**INPUT MATERIAL:**

++++++++++++++++++++

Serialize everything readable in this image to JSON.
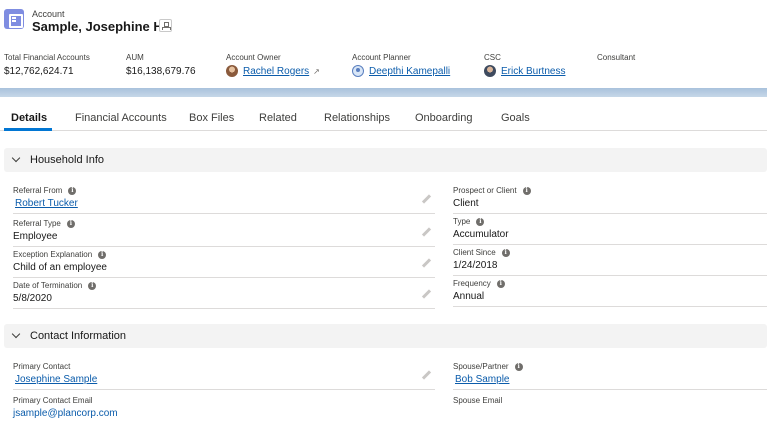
{
  "header": {
    "object_label": "Account",
    "record_name": "Sample, Josephine HH",
    "fields": {
      "total_financial_accounts": {
        "label": "Total Financial Accounts",
        "value": "$12,762,624.71"
      },
      "aum": {
        "label": "AUM",
        "value": "$16,138,679.76"
      },
      "account_owner": {
        "label": "Account Owner",
        "value": "Rachel Rogers"
      },
      "account_planner": {
        "label": "Account Planner",
        "value": "Deepthi Kamepalli"
      },
      "csc": {
        "label": "CSC",
        "value": "Erick Burtness"
      },
      "consultant": {
        "label": "Consultant",
        "value": ""
      }
    }
  },
  "tabs": [
    {
      "label": "Details",
      "active": true
    },
    {
      "label": "Financial Accounts"
    },
    {
      "label": "Box Files"
    },
    {
      "label": "Related"
    },
    {
      "label": "Relationships"
    },
    {
      "label": "Onboarding"
    },
    {
      "label": "Goals"
    }
  ],
  "household_info": {
    "title": "Household Info",
    "left": [
      {
        "label": "Referral From",
        "value": "Robert Tucker",
        "is_link": true
      },
      {
        "label": "Referral Type",
        "value": "Employee"
      },
      {
        "label": "Exception Explanation",
        "value": "Child of an employee"
      },
      {
        "label": "Date of Termination",
        "value": "5/8/2020"
      }
    ],
    "right": [
      {
        "label": "Prospect or Client",
        "value": "Client"
      },
      {
        "label": "Type",
        "value": "Accumulator"
      },
      {
        "label": "Client Since",
        "value": "1/24/2018"
      },
      {
        "label": "Frequency",
        "value": "Annual"
      }
    ]
  },
  "contact_info": {
    "title": "Contact Information",
    "left": [
      {
        "label": "Primary Contact",
        "value": "Josephine Sample",
        "is_link": true
      },
      {
        "label": "Primary Contact Email",
        "value": "jsample@plancorp.com",
        "is_link": true
      }
    ],
    "right": [
      {
        "label": "Spouse/Partner",
        "value": "Bob Sample",
        "is_link": true
      },
      {
        "label": "Spouse Email",
        "value": ""
      }
    ]
  },
  "colors": {
    "link": "#0b5cab",
    "tab_active": "#0176d3",
    "section_bg": "#f3f3f3",
    "object_icon": "#7f8de1"
  },
  "icons": {
    "object": "account-icon",
    "hierarchy": "hierarchy-icon",
    "info": "info-icon",
    "edit": "pencil-icon",
    "collapse": "chevron-down-icon"
  }
}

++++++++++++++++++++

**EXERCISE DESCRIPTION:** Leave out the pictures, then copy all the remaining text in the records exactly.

**EXERCISE RESULT:**
Serialize everything readable in this image to JSON.
{
  "header": {
    "object_label": "Account",
    "record_name": "Sample, Josephine HH",
    "fields": {
      "total_financial_accounts": {
        "label": "Total Financial Accounts",
        "value": "$12,762,624.71"
      },
      "aum": {
        "label": "AUM",
        "value": "$16,138,679.76"
      },
      "account_owner": {
        "label": "Account Owner",
        "value": "Rachel Rogers"
      },
      "account_planner": {
        "label": "Account Planner",
        "value": "Deepthi Kamepalli"
      },
      "csc": {
        "label": "CSC",
        "value": "Erick Burtness"
      },
      "consultant": {
        "label": "Consultant",
        "value": ""
      }
    }
  },
  "tabs": [
    {
      "label": "Details",
      "active": true
    },
    {
      "label": "Financial Accounts"
    },
    {
      "label": "Box Files"
    },
    {
      "label": "Related"
    },
    {
      "label": "Relationships"
    },
    {
      "label": "Onboarding"
    },
    {
      "label": "Goals"
    }
  ],
  "household_info": {
    "title": "Household Info",
    "left": [
      {
        "label": "Referral From",
        "value": "Robert Tucker",
        "is_link": true
      },
      {
        "label": "Referral Type",
        "value": "Employee"
      },
      {
        "label": "Exception Explanation",
        "value": "Child of an employee"
      },
      {
        "label": "Date of Termination",
        "value": "5/8/2020"
      }
    ],
    "right": [
      {
        "label": "Prospect or Client",
        "value": "Client"
      },
      {
        "label": "Type",
        "value": "Accumulator"
      },
      {
        "label": "Client Since",
        "value": "1/24/2018"
      },
      {
        "label": "Frequency",
        "value": "Annual"
      }
    ]
  },
  "contact_info": {
    "title": "Contact Information",
    "left": [
      {
        "label": "Primary Contact",
        "value": "Josephine Sample",
        "is_link": true
      },
      {
        "label": "Primary Contact Email",
        "value": "jsample@plancorp.com",
        "is_link": true
      }
    ],
    "right": [
      {
        "label": "Spouse/Partner",
        "value": "Bob Sample",
        "is_link": true
      },
      {
        "label": "Spouse Email",
        "value": ""
      }
    ]
  },
  "colors": {
    "link": "#0b5cab",
    "tab_active": "#0176d3",
    "section_bg": "#f3f3f3",
    "object_icon": "#7f8de1"
  },
  "icons": {
    "object": "account-icon",
    "hierarchy": "hierarchy-icon",
    "info": "info-icon",
    "edit": "pencil-icon",
    "collapse": "chevron-down-icon"
  }
}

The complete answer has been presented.